I’m not a fan of short story collections, but I’m a fan of a number of authors who write one short story collection after another, so I read them anyway.

But that explains why this book went unread.  I really like Joanna Russ.  She’s very funny and she’s quite angry, which makes for an enjoyable reading experience.

This collection has lots of funny bits, and lots of very sf-ey bits, and I enjoyed it immensely. I read it (as I do most short story collections) while travelling, and the mixture of storytelling approaches fits that situation perfectly.

As with any other book that I like, after finishing it, I went online to buy other books by the same author that I hadn’t read yet.  (This is why the backlog grows.) 

Not only have I read all her books, but she died last year.

Sigh.

Anyway, I bought this paperback used.  I like used books with marks from previous owners.  Like this:

I don’t leave any marks in my book myself, though.

Rating: Terrifilicious.

1995: The Mark of Merlin

I bought this book at an SF auction thing at the University.  I remember a bidding war broke out between me and some woman over this book.

I’m not sure why.  I was just caught up in the excitement.

And then it sat on the bookshelf until now.

I used to read a lot of the Anne McCaffrey sf/fantasy stuff.  She’s not a good writer or anything, but her books are…  relaxing.  They’re just there.  Things happen.  Dragons fly by.  A spaceship rebels. 

This isn’t a fantasy book, though.  “Merlin” (he of the title) is a dog.

I mean, literally.  He’s a dog.

So is this book.  This books is literally a dog.

It’s an uneasy mash-up between a gothic romance book and a spy adventure book, and it fails pretty much completely in every conceivable manner.  The plot is moronic and the romance is icky.

Rating: Twaddlelific!

1995: Tourists

I do remember why I haven’t read this one.  I thought it was a short story collection.

I hate short story collections.

No, that’s not quite true.  I love short stories.  It’s just that they take more energy than novels.  They’re so compressed.  You have to start caring about these characters in a couple of pages, and then ten pages later, they’re gone.  And then you start on the next one.

It’s less than relaxing.

So I thought this was a short story collection for some reason or other, but it isn’t.  Instead it’s an sf/magic realism mash-up.  Sort of.

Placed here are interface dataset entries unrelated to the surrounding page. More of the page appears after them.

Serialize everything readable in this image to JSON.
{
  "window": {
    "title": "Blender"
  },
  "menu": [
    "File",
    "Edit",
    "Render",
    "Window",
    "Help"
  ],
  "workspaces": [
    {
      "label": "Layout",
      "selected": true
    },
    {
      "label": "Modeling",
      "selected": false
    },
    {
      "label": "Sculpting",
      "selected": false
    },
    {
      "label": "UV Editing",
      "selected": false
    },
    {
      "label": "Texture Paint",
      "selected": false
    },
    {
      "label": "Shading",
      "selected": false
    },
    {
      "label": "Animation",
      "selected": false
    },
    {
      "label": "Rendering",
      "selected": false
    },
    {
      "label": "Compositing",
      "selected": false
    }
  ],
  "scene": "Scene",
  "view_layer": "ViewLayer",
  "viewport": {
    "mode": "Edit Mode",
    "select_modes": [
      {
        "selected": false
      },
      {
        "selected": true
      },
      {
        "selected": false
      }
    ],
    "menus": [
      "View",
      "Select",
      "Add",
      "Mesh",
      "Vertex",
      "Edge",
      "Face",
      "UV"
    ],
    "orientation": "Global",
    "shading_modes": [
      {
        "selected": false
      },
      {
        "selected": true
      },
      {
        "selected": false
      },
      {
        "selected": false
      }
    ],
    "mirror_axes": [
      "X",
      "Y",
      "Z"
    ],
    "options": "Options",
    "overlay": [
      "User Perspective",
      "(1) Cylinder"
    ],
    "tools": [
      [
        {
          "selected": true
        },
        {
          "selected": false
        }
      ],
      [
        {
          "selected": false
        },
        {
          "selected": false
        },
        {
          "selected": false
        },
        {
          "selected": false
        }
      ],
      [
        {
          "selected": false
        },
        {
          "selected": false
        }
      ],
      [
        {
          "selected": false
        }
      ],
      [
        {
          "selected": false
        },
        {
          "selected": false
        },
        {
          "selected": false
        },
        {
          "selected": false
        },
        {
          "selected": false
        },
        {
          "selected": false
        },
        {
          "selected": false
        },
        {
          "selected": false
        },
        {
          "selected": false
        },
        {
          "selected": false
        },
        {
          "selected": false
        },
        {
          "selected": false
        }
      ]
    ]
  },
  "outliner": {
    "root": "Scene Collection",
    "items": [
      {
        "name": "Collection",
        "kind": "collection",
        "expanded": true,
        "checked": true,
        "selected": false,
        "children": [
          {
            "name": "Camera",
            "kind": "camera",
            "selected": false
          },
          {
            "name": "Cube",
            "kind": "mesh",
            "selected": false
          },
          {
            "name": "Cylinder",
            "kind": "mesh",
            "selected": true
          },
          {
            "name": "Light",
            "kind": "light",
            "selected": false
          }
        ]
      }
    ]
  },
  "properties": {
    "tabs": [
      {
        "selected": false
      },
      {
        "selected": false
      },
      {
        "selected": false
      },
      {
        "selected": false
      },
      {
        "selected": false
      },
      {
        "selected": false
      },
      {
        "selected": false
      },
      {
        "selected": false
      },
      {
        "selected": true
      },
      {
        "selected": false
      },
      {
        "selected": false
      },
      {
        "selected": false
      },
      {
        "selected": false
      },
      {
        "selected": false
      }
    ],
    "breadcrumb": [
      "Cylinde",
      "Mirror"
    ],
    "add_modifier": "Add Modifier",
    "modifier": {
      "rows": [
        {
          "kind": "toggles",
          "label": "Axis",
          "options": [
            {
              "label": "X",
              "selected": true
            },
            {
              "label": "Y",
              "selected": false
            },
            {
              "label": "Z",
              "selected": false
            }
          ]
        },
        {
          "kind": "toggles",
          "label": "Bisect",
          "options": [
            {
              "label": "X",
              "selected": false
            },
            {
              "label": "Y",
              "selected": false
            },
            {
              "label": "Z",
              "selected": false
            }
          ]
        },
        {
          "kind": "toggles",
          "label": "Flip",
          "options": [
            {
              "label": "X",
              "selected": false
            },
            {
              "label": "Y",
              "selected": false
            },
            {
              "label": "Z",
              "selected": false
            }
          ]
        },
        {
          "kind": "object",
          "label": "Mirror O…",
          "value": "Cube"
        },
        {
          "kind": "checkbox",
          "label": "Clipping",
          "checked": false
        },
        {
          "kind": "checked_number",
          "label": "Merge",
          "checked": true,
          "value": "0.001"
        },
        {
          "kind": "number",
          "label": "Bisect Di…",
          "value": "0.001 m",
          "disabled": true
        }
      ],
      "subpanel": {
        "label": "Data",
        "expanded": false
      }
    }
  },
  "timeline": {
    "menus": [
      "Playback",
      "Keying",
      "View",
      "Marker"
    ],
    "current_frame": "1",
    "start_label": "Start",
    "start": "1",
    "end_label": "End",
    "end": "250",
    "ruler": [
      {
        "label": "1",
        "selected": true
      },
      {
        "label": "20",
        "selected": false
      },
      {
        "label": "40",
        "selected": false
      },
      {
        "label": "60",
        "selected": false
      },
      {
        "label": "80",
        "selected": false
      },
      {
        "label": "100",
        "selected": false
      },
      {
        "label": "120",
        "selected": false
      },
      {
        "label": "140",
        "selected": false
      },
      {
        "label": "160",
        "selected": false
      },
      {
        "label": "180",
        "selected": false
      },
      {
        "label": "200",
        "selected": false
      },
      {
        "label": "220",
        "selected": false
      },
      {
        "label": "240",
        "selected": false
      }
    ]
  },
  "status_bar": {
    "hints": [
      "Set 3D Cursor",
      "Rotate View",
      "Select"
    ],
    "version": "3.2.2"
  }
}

It’s quite original and fun, but it didn’t really make me want to run out and buy ten more books by Lisa Goldstein.  It’s quite good.  Quite.  Kinda.  Yes.

Rating: Ambivalific!